      image_repository_type = "ECR"
    auto_deployments_enabled = true
  health_check_configuration {
    healthy_threshold   = 1
    interval            = 10
    path                = "/"
    protocol            = "TCP"
    timeout             = 5
    unhealthy_threshold = 5
  tags = {
    Name = "ansible-eda"

The Final Product!

Once everything is deployed into AWS via terraform and you’ve successfully published a working container, the service should deploy and you will see some nice logs through CloudWatch. Below is a snippet of the application logs from the container deployment.


Health checks are performed against port 5000 and you can see the automatic deployments from ECR are configured. Now, what about the actual application logs from our --verbose output. AWS provides us with deployment logs and application logs

Testing the Webhoook

AWS App runner provides you with a custom FQDN to the service. The service itself forwards all traffic to the PORT specified in the service, which in our case is 5000. In the Ansible EDA documentation, you can see the webhook pointing to localhost:5000/endpoint but our service is hosted in AWS infra and automatically handles the port.

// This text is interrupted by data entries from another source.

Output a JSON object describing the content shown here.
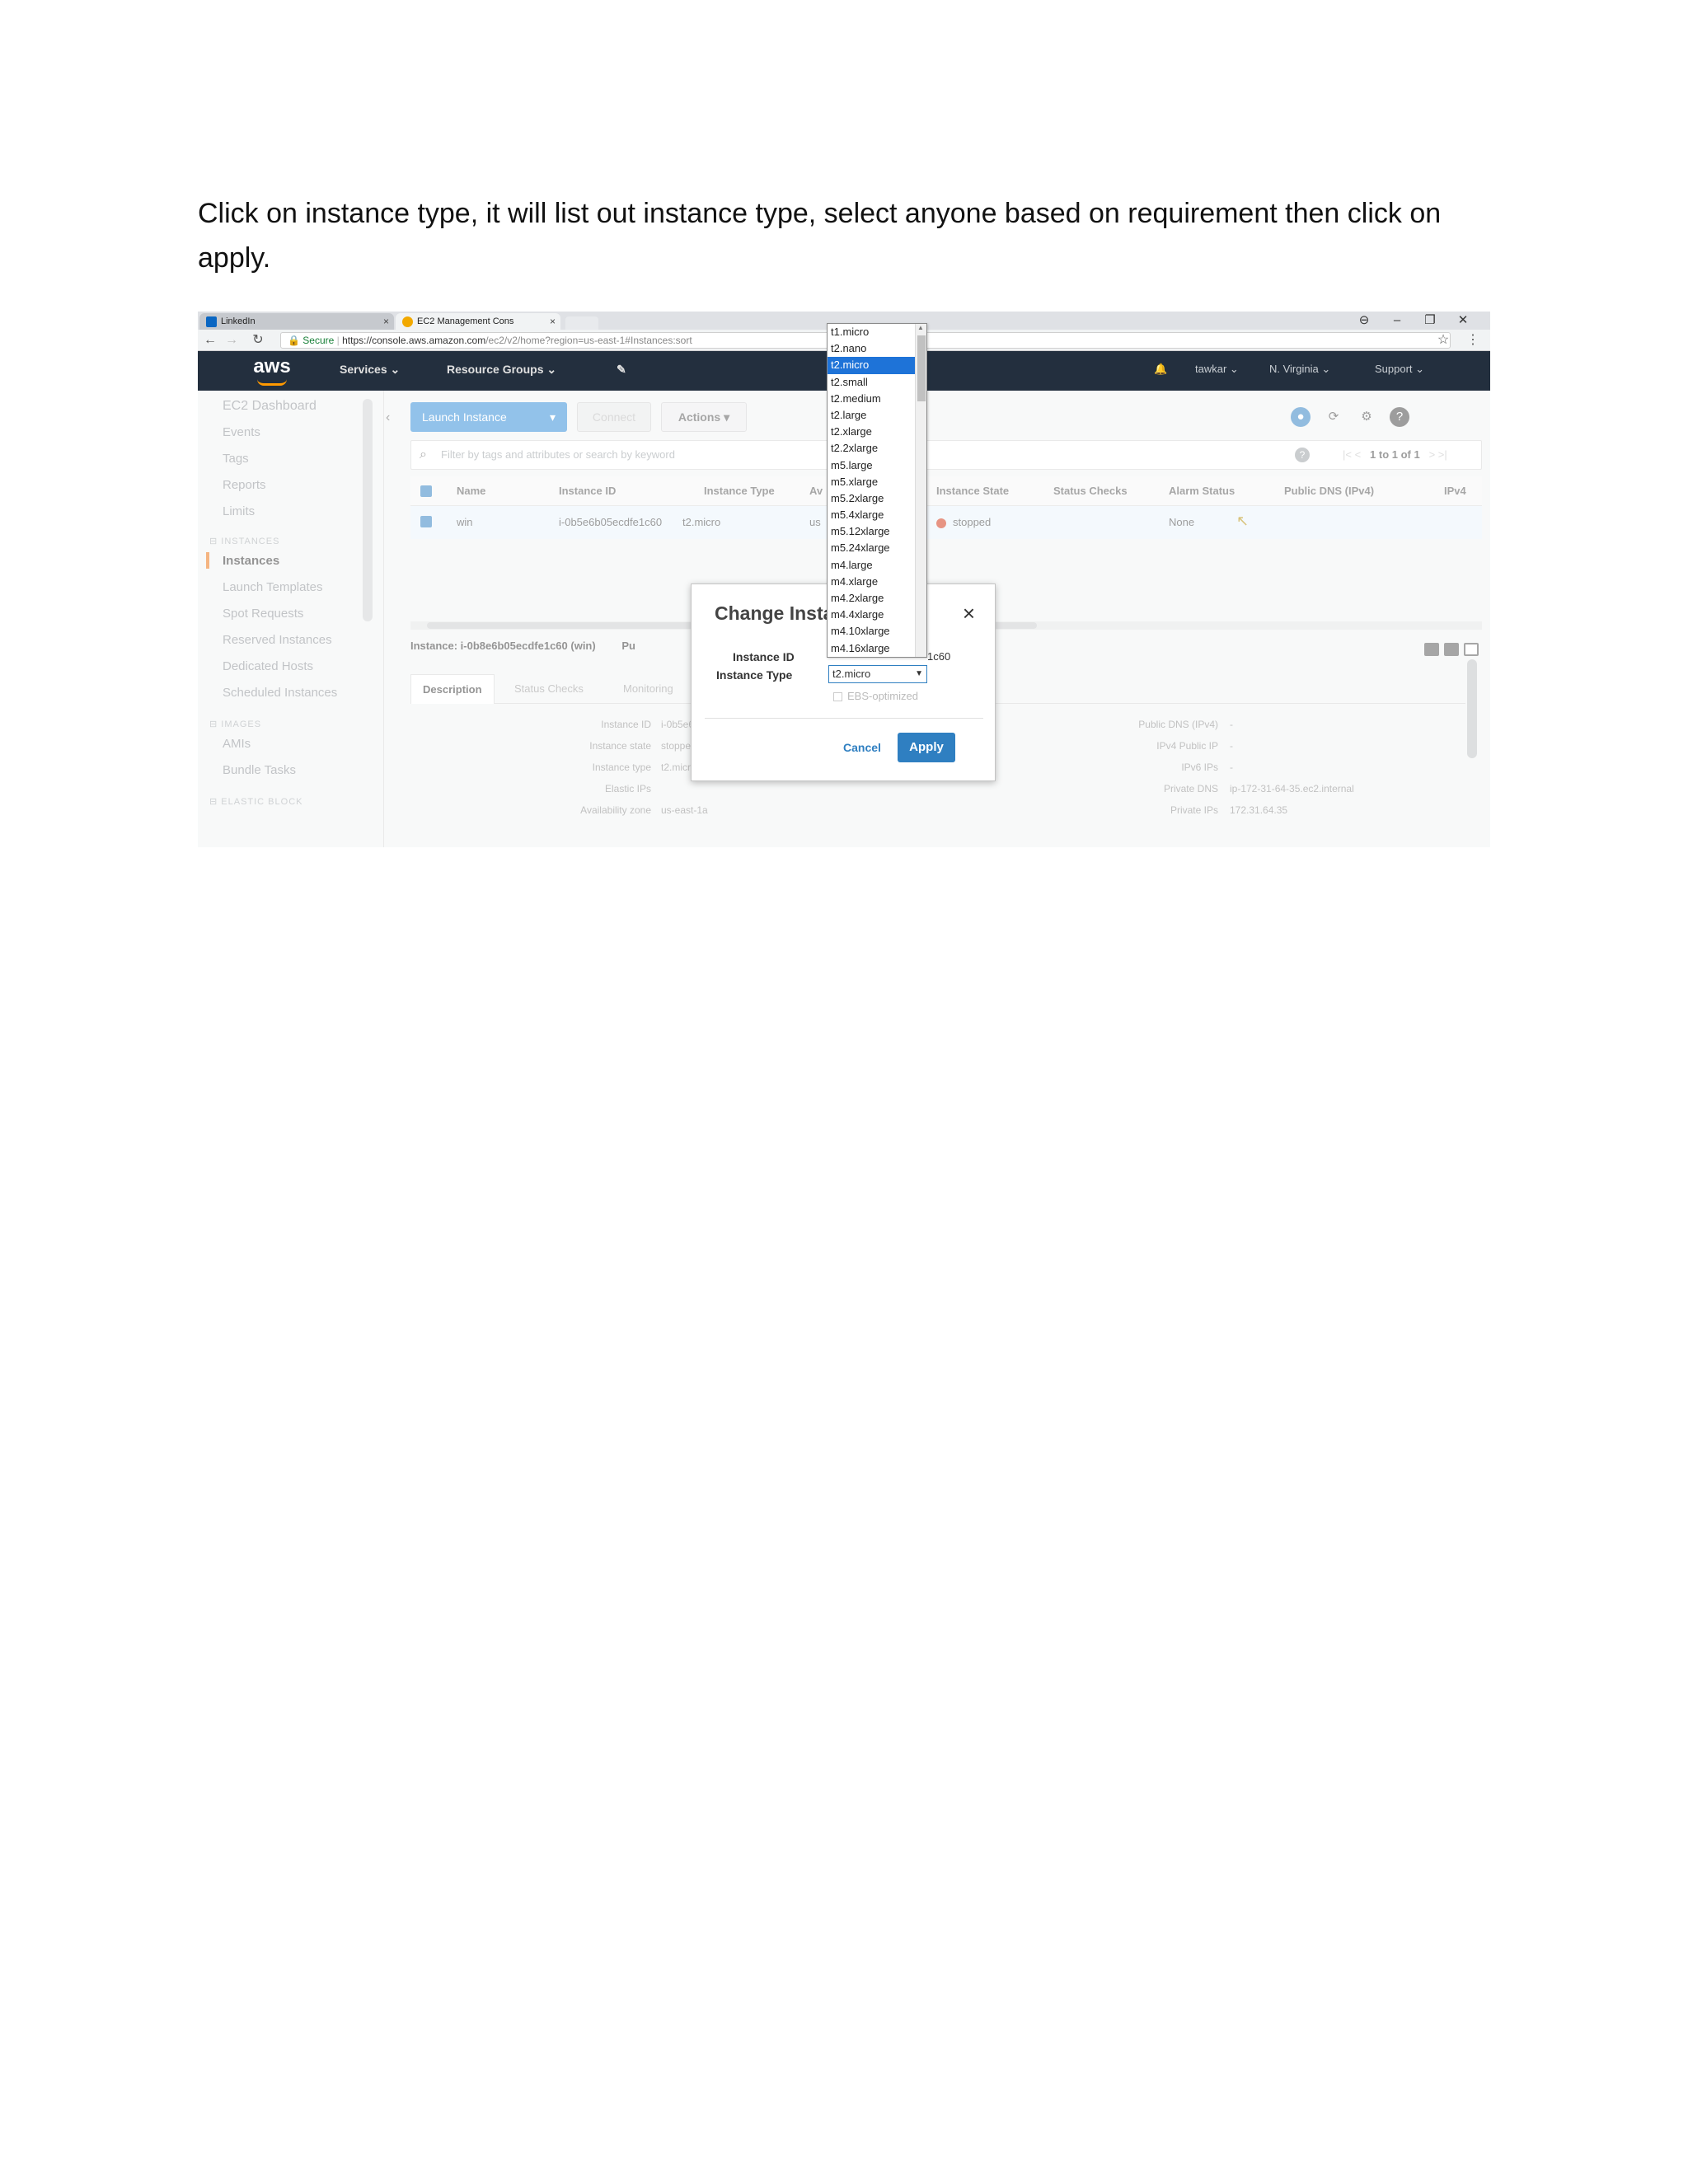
{
  "instruction": "Click on instance type, it will list out instance type, select anyone based on requirement then click on apply.",
  "browser": {
    "tabs": [
      {
        "label": "LinkedIn",
        "close": "×"
      },
      {
        "label": "EC2 Management Cons",
        "close": "×"
      }
    ],
    "secure_label": "Secure",
    "url": "https://console.aws.amazon.com/ec2/v2/home?region=us-east-1#Instances:sort",
    "url_host": "https://console.aws.amazon.com",
    "url_path": "/ec2/v2/home?region=us-east-1#Instances:sort",
    "window_controls": [
      "⊖",
      "–",
      "❐",
      "✕"
    ]
  },
  "aws_nav": {
    "logo": "aws",
    "services": "Services ⌄",
    "resource_groups": "Resource Groups ⌄",
    "pin": "✎",
    "bell": "🔔",
    "user": "tawkar ⌄",
    "region": "N. Virginia ⌄",
    "support": "Support ⌄"
  },
  "sidebar": {
    "items_top": [
      "EC2 Dashboard",
      "Events",
      "Tags",
      "Reports",
      "Limits"
    ],
    "section_instances": "INSTANCES",
    "instances_items": [
      "Instances",
      "Launch Templates",
      "Spot Requests",
      "Reserved Instances",
      "Dedicated Hosts",
      "Scheduled Instances"
    ],
    "section_images": "IMAGES",
    "images_items": [
      "AMIs",
      "Bundle Tasks"
    ],
    "section_ebs": "ELASTIC BLOCK"
  },
  "toolbar": {
    "launch_label": "Launch Instance",
    "launch_caret": "▾",
    "connect_label": "Connect",
    "actions_label": "Actions ▾"
  },
  "filter": {
    "placeholder": "Filter by tags and attributes or search by keyword",
    "pager": "1 to 1 of 1",
    "pager_prev": "|<  <",
    "pager_next": ">  >|"
  },
  "table": {
    "headers": [
      "Name",
      "Instance ID",
      "Instance Type",
      "Av",
      "Instance State",
      "Status Checks",
      "Alarm Status",
      "Public DNS (IPv4)",
      "IPv4"
    ],
    "row": {
      "name": "win",
      "instance_id": "i-0b5e6b05ecdfe1c60",
      "instance_type": "t2.micro",
      "az": "us",
      "state": "stopped",
      "alarm": "None"
    }
  },
  "details": {
    "header": "Instance: i-0b8e6b05ecdfe1c60 (win)",
    "header_suffix": "Pu",
    "tabs": [
      "Description",
      "Status Checks",
      "Monitoring"
    ],
    "left_keys": [
      "Instance ID",
      "Instance state",
      "Instance type",
      "Elastic IPs",
      "Availability zone"
    ],
    "left_values": [
      "i-0b5e6b05",
      "stopped",
      "t2.micro",
      "",
      "us-east-1a"
    ],
    "right_keys": [
      "Public DNS (IPv4)",
      "IPv4 Public IP",
      "IPv6 IPs",
      "Private DNS",
      "Private IPs"
    ],
    "right_values": [
      "-",
      "-",
      "-",
      "ip-172-31-64-35.ec2.internal",
      "172.31.64.35"
    ]
  },
  "modal": {
    "title": "Change Instance Type",
    "close": "×",
    "instance_id_label": "Instance ID",
    "instance_id_value": "1c60",
    "instance_type_label": "Instance Type",
    "selected_type": "t2.micro",
    "ebs_label": "EBS-optimized",
    "cancel_label": "Cancel",
    "apply_label": "Apply"
  },
  "dropdown": {
    "selected_index": 2,
    "options": [
      "t1.micro",
      "t2.nano",
      "t2.micro",
      "t2.small",
      "t2.medium",
      "t2.large",
      "t2.xlarge",
      "t2.2xlarge",
      "m5.large",
      "m5.xlarge",
      "m5.2xlarge",
      "m5.4xlarge",
      "m5.12xlarge",
      "m5.24xlarge",
      "m4.large",
      "m4.xlarge",
      "m4.2xlarge",
      "m4.4xlarge",
      "m4.10xlarge",
      "m4.16xlarge"
    ]
  },
  "colors": {
    "aws_nav_bg": "#232f3e",
    "aws_orange": "#ff9900",
    "primary_blue": "#2f7fc1",
    "selection_blue": "#1e73d8",
    "stopped_red": "#d13212"
  }
}
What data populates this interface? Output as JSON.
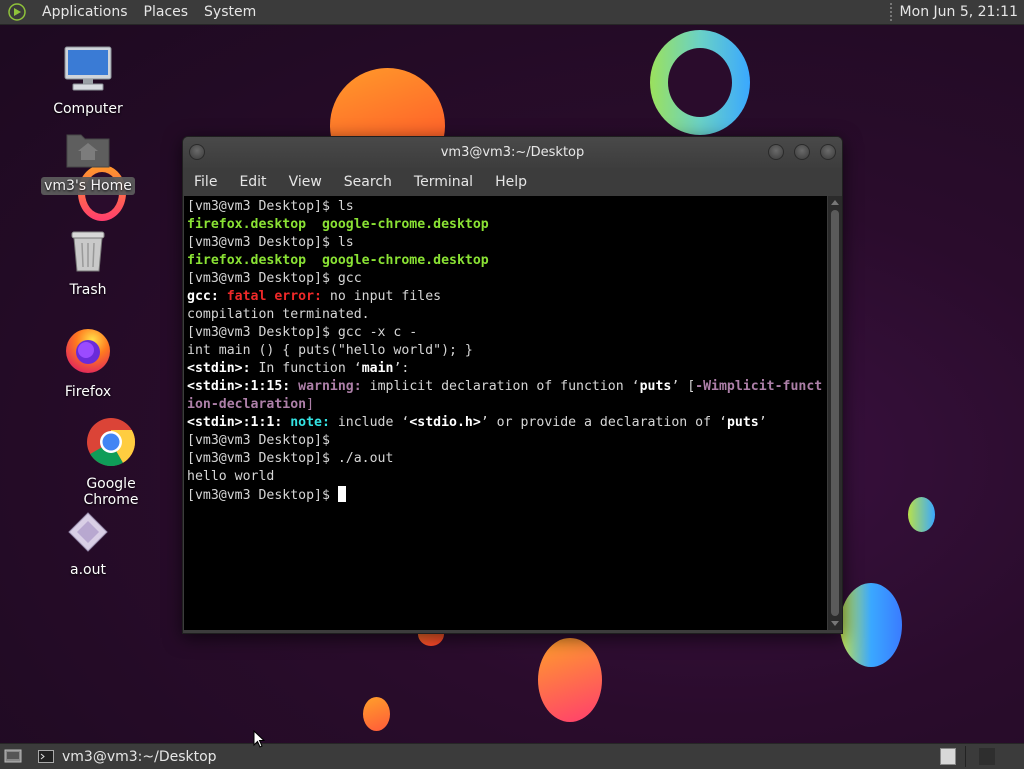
{
  "top_panel": {
    "menus": [
      "Applications",
      "Places",
      "System"
    ],
    "clock": "Mon Jun  5, 21:11"
  },
  "desktop_icons": [
    {
      "label": "Computer",
      "icon": "computer-icon"
    },
    {
      "label": "vm3's Home",
      "icon": "home-folder-icon"
    },
    {
      "label": "Trash",
      "icon": "trash-icon"
    },
    {
      "label": "Firefox",
      "icon": "firefox-icon"
    },
    {
      "label": "Google Chrome",
      "icon": "chrome-icon"
    },
    {
      "label": "a.out",
      "icon": "executable-icon"
    }
  ],
  "window": {
    "title": "vm3@vm3:~/Desktop",
    "menu": [
      "File",
      "Edit",
      "View",
      "Search",
      "Terminal",
      "Help"
    ]
  },
  "terminal": {
    "lines": [
      [
        {
          "t": "[vm3@vm3 Desktop]$ ls"
        }
      ],
      [
        {
          "t": "firefox.desktop  google-chrome.desktop",
          "c": "g"
        }
      ],
      [
        {
          "t": "[vm3@vm3 Desktop]$ ls"
        }
      ],
      [
        {
          "t": "firefox.desktop  google-chrome.desktop",
          "c": "g"
        }
      ],
      [
        {
          "t": "[vm3@vm3 Desktop]$ gcc"
        }
      ],
      [
        {
          "t": "gcc: ",
          "c": "b"
        },
        {
          "t": "fatal error: ",
          "c": "r"
        },
        {
          "t": "no input files"
        }
      ],
      [
        {
          "t": "compilation terminated."
        }
      ],
      [
        {
          "t": "[vm3@vm3 Desktop]$ gcc -x c -"
        }
      ],
      [
        {
          "t": "int main () { puts(\"hello world\"); }"
        }
      ],
      [
        {
          "t": "<stdin>:",
          "c": "b"
        },
        {
          "t": " In function ‘"
        },
        {
          "t": "main",
          "c": "b"
        },
        {
          "t": "’:"
        }
      ],
      [
        {
          "t": "<stdin>:1:15: ",
          "c": "b"
        },
        {
          "t": "warning: ",
          "c": "m"
        },
        {
          "t": "implicit declaration of function ‘"
        },
        {
          "t": "puts",
          "c": "b"
        },
        {
          "t": "’ ["
        },
        {
          "t": "-Wimplicit-funct",
          "c": "m"
        }
      ],
      [
        {
          "t": "ion-declaration",
          "c": "m"
        },
        {
          "t": "]",
          "c": "mn"
        }
      ],
      [
        {
          "t": "<stdin>:1:1: ",
          "c": "b"
        },
        {
          "t": "note: ",
          "c": "c"
        },
        {
          "t": "include ‘"
        },
        {
          "t": "<stdio.h>",
          "c": "b"
        },
        {
          "t": "’ or provide a declaration of ‘"
        },
        {
          "t": "puts",
          "c": "b"
        },
        {
          "t": "’"
        }
      ],
      [
        {
          "t": "[vm3@vm3 Desktop]$"
        }
      ],
      [
        {
          "t": "[vm3@vm3 Desktop]$ ./a.out"
        }
      ],
      [
        {
          "t": "hello world"
        }
      ],
      [
        {
          "t": "[vm3@vm3 Desktop]$ "
        },
        {
          "cursor": true
        }
      ]
    ]
  },
  "bottom_panel": {
    "task_label": "vm3@vm3:~/Desktop"
  }
}
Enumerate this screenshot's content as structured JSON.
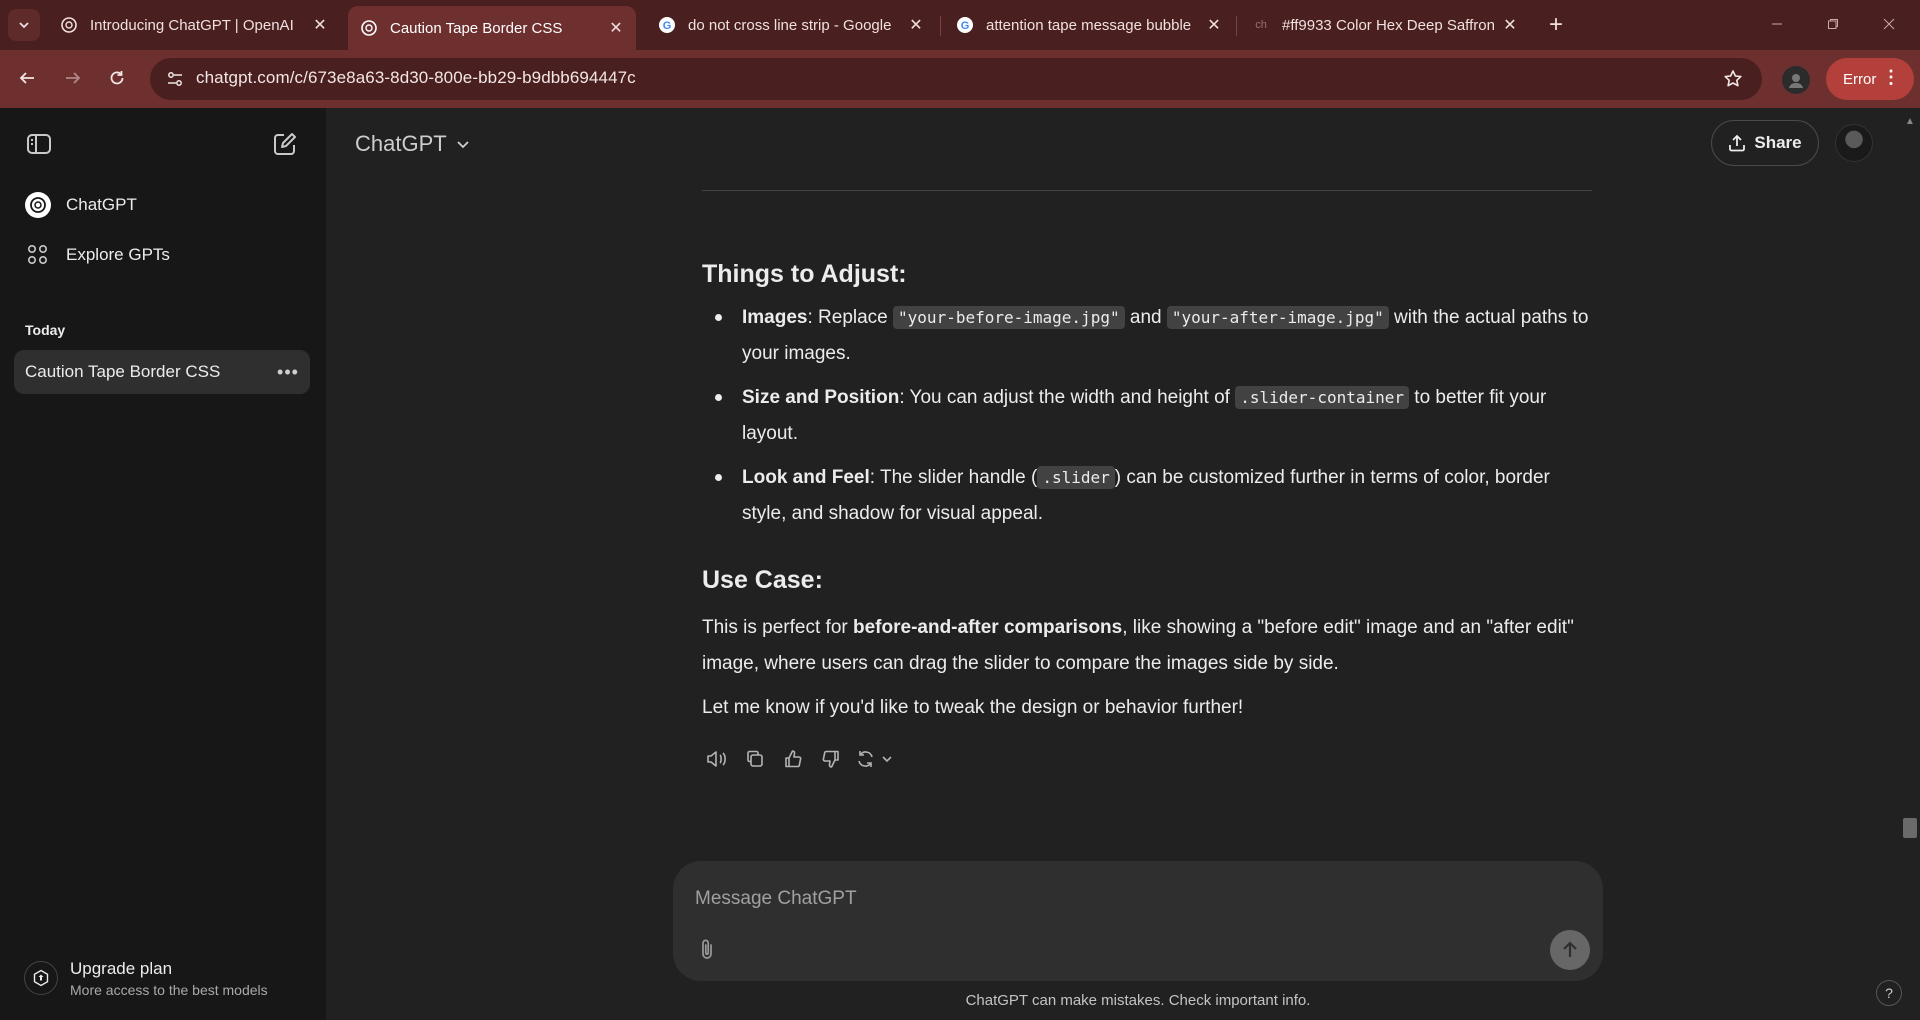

So we need to just grab the FQDN and send a webhook to Lets see an example of how I triggered the rulebook!

curl -H ‘Content-Type: application/json’ -d “{"message": "Ansible is super cool"}” –verbose

NOTE: The port definition is omitted, this is very important otherwise this will not work.

Lets see the results!

There are quite a bit of logging options enabled by default, so the differnces are outlined below between Deployment and Application logs. We’ll look at application logs to view the results of the webook.


The output below shows the container executing the rulebook and the listening service begins. Then, a webhook is sent to the public URL and the EDA service kicks off the playbook which runs the debug output.


That’s it! you can see that the webhook was triggered at the correct endpoint and the rulebook kicked off the playbook.


Orchestrating the entire lifecycle of this simple demo project was quite interesting as both of these two technologies were new to me. The deployment via terraform was fun to figure out as I didn’t understand the IAM role association to access ECR until I had to dig deep into why the Terraform Module gave me a not so helpful error. Additionally, ensuring that you omit the port number on the public FQDN was a good gotcha, as well when sending the webhook to trigger the rulebook/playbook. I hope you enjoyed this post!